Dataset records
BEGIN

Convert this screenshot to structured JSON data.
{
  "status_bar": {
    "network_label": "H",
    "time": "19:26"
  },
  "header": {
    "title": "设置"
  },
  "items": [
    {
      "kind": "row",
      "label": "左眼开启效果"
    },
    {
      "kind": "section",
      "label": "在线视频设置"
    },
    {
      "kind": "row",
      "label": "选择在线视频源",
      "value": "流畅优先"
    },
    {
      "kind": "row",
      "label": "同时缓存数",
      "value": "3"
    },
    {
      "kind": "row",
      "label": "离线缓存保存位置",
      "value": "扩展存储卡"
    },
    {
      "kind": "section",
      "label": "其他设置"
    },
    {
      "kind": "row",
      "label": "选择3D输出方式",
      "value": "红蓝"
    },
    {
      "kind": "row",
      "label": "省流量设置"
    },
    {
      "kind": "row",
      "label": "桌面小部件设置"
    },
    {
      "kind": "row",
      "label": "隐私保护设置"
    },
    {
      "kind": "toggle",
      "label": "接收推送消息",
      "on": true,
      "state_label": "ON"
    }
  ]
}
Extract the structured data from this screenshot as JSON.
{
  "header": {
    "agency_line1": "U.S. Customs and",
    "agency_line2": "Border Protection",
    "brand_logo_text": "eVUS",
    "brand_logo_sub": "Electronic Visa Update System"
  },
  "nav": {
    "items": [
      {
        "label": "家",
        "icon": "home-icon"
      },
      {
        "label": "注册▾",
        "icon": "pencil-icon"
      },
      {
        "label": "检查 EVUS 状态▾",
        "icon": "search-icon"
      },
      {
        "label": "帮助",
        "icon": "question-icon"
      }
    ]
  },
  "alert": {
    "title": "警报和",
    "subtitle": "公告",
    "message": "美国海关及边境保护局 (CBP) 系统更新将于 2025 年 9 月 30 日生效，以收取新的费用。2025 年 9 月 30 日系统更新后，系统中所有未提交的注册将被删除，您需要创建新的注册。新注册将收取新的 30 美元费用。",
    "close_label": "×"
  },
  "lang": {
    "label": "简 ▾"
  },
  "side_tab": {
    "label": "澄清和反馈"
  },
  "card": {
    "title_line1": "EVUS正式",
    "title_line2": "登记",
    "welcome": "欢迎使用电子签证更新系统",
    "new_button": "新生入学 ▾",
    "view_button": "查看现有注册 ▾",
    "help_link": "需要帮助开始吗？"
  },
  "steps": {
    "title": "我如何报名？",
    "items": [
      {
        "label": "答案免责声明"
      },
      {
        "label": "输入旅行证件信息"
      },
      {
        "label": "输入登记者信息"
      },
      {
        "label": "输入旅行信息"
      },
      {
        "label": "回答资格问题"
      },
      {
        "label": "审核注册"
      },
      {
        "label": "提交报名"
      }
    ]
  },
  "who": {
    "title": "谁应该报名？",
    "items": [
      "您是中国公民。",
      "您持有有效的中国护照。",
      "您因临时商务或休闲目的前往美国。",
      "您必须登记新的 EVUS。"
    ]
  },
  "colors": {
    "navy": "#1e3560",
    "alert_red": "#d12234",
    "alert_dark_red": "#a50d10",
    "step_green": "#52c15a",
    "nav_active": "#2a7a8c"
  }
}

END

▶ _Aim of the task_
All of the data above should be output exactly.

▶ _Result of this exercise_
Convert this screenshot to structured JSON data.
{
  "status_bar": {
    "network_label": "H",
    "time": "19:26"
  },
  "header": {
    "title": "设置"
  },
  "items": [
    {
      "kind": "row",
      "label": "左眼开启效果"
    },
    {
      "kind": "section",
      "label": "在线视频设置"
    },
    {
      "kind": "row",
      "label": "选择在线视频源",
      "value": "流畅优先"
    },
    {
      "kind": "row",
      "label": "同时缓存数",
      "value": "3"
    },
    {
      "kind": "row",
      "label": "离线缓存保存位置",
      "value": "扩展存储卡"
    },
    {
      "kind": "section",
      "label": "其他设置"
    },
    {
      "kind": "row",
      "label": "选择3D输出方式",
      "value": "红蓝"
    },
    {
      "kind": "row",
      "label": "省流量设置"
    },
    {
      "kind": "row",
      "label": "桌面小部件设置"
    },
    {
      "kind": "row",
      "label": "隐私保护设置"
    },
    {
      "kind": "toggle",
      "label": "接收推送消息",
      "on": true,
      "state_label": "ON"
    }
  ]
}
Extract the structured data from this screenshot as JSON.
{
  "header": {
    "agency_line1": "U.S. Customs and",
    "agency_line2": "Border Protection",
    "brand_logo_text": "eVUS",
    "brand_logo_sub": "Electronic Visa Update System"
  },
  "nav": {
    "items": [
      {
        "label": "家",
        "icon": "home-icon"
      },
      {
        "label": "注册▾",
        "icon": "pencil-icon"
      },
      {
        "label": "检查 EVUS 状态▾",
        "icon": "search-icon"
      },
      {
        "label": "帮助",
        "icon": "question-icon"
      }
    ]
  },
  "alert": {
    "title": "警报和",
    "subtitle": "公告",
    "message": "美国海关及边境保护局 (CBP) 系统更新将于 2025 年 9 月 30 日生效，以收取新的费用。2025 年 9 月 30 日系统更新后，系统中所有未提交的注册将被删除，您需要创建新的注册。新注册将收取新的 30 美元费用。",
    "close_label": "×"
  },
  "lang": {
    "label": "简 ▾"
  },
  "side_tab": {
    "label": "澄清和反馈"
  },
  "card": {
    "title_line1": "EVUS正式",
    "title_line2": "登记",
    "welcome": "欢迎使用电子签证更新系统",
    "new_button": "新生入学 ▾",
    "view_button": "查看现有注册 ▾",
    "help_link": "需要帮助开始吗？"
  },
  "steps": {
    "title": "我如何报名？",
    "items": [
      {
        "label": "答案免责声明"
      },
      {
        "label": "输入旅行证件信息"
      },
      {
        "label": "输入登记者信息"
      },
      {
        "label": "输入旅行信息"
      },
      {
        "label": "回答资格问题"
      },
      {
        "label": "审核注册"
      },
      {
        "label": "提交报名"
      }
    ]
  },
  "who": {
    "title": "谁应该报名？",
    "items": [
      "您是中国公民。",
      "您持有有效的中国护照。",
      "您因临时商务或休闲目的前往美国。",
      "您必须登记新的 EVUS。"
    ]
  },
  "colors": {
    "navy": "#1e3560",
    "alert_red": "#d12234",
    "alert_dark_red": "#a50d10",
    "step_green": "#52c15a",
    "nav_active": "#2a7a8c"
  }
}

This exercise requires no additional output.